brilliant word-smithing: "I wan
thug witcha' ya; make luv witcha
smoke bud witcha'." Could we a
please take a moment to reflect
the genius in these lyrics?
"It Don't Get No Better" conti
ues the lyrical prowess utilizing
rhyming couplet pretty exclusive
Master P is kind enough to entre
us to such gems as "It don't get
better; me and my soldiers gon
stick together." The title of th
ambitious song reminds the listen
that it does get better, because thy
is only one song left.
Ghetto Postage's final song;.
whimsical and wistful, with Master
P covering the tattoos and bear
his heart. "Always Come Back to
You" reflects on the loss of some
friends that he used to "ride" with,
and looks sadly at his lonely future.
The trademark "Unh," is- long
over done, and yes Master P does
still miss his homies. Master' P is
finding out the hard way that letters
do always come back to you when.
you stamp them with Gh 'tto
Instruemelstals, Mouse on
By Kelly Vile
It's the super organic granola
crunch of electronics: A universe of
quiet, yet deceivingly complex,
inspired and beautiful music. This is
what you remember of your child-
hood years. You were floating in
space; meeting aliens and maybe
sharing your lollipop with them. You
were doing back flips all the while
listening attentively to unfamiliar
sounds that overlapped and repeated.
You were carefree and frequenting
the outer worlds of the galaxy. All of
these feelings are recognizable emo-
tions in a new enviornment.
Now those other worlds can be
found through a long car ride or a
relaxing stretch onto the couch.
Mouse on Mars' Instrumentals will
serve as a tour guide tugging you
along to these new worlds. This is
music not just for the background; it
is engaging so that you have a strong
desire to find out what comes next.
When you are really open to hearing,
you can detect new sounds upon
each listen.
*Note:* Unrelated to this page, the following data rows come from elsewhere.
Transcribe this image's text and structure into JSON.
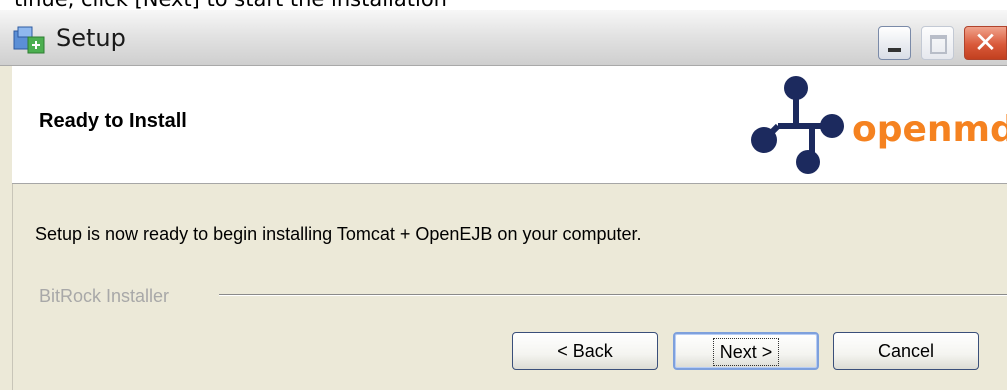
{
  "top_fragment": "tinue, click [Next] to start the installation",
  "window": {
    "title": "Setup",
    "controls": {
      "minimize_icon": "minimize-icon",
      "maximize_icon": "maximize-icon",
      "close_glyph": "✕"
    }
  },
  "header": {
    "title": "Ready to Install",
    "logo_text": "openmdx",
    "logo_colors": {
      "mark": "#1c2a5e",
      "text": "#f58220"
    }
  },
  "body": {
    "message": "Setup is now ready to begin installing Tomcat + OpenEJB on your computer.",
    "vendor": "BitRock Installer"
  },
  "buttons": {
    "back": "< Back",
    "next": "Next >",
    "cancel": "Cancel"
  }
}
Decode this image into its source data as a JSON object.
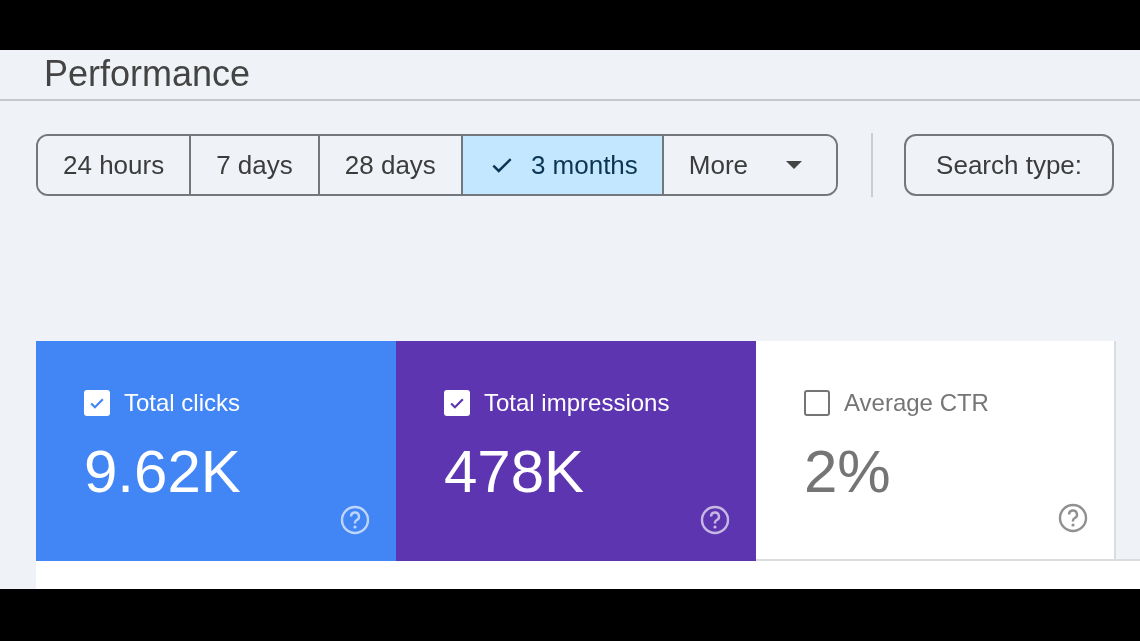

The record is both some-
thing mellow and extremely active:
It's dreaming music and it's dancing
Mouse on Mars' Andi Toma and
Jan St. Werner from Germany say
that their music comes from space.
This is an interpretation of space
appropriate for a wide range of lis-
teners, as it deftly escapes being cat-
egorized and shelved away at the top
of a dusty collection. Mouse on
Mars's Instrumentals was formerly
released on limited edition vinyl in
1997, and is now out on CD due to
Ghetto Postage, Master P; No
By Luke Smith
16)y Arts Wtcr
Open the mailbag: It's Ghetto
Postage. Cryptically titled, this lat-
est record is a stock rap album.
Master P unleashes his latest No
Limit recording in a smoke-filled
haze of songs that sound the same.
The failed Charlotte Hornet is back
and this time brings his letter from
the ghetto with him.
"B 1 like" is wistful, moaning
about his lucky friend who is bang-
ing some hot girl. Original.
Master P uses a couple non-musi-
cal interludes that simulate phone
calls in which he shamelessly plugs
his own record, talking about how
'hype' it is. Or something.
The record bangs home its futility
with Master P's all too clever lyric
"I'm the black Slim Shady so don't
try to play me." Folks, now we have
Master P wishing he was Marshall
Mathers, who incidentally wishes
he was black. Ah, circularity.
Ghetto Postage continues its
overall genius with the interweaving
of rap pup Snoop Doggy Dogg,
whose best days are long past. His
support on the first single "Poppin'
THE TH DAY (PG-13) 11:20, 9:30
12:10, 2:30 4:45, 7:10, 9:15
LEGEND OF BAGGER VANCE (PG-13)
2:10, 4:40, 7:05
LITTLE NICKY (PG-13)7:55, 9:45
MEN OF HONOR (R)
CHARLIES ANGELS (PG-13)
11:10, 1:20, 3:20, 5:30, 7:40, 9:45
MEET THE PARENTS (PG-13)
12:20, 2:35, 4:40, 7:35, 9:50
Bag of Buttery Popcorn
ON WT TISA M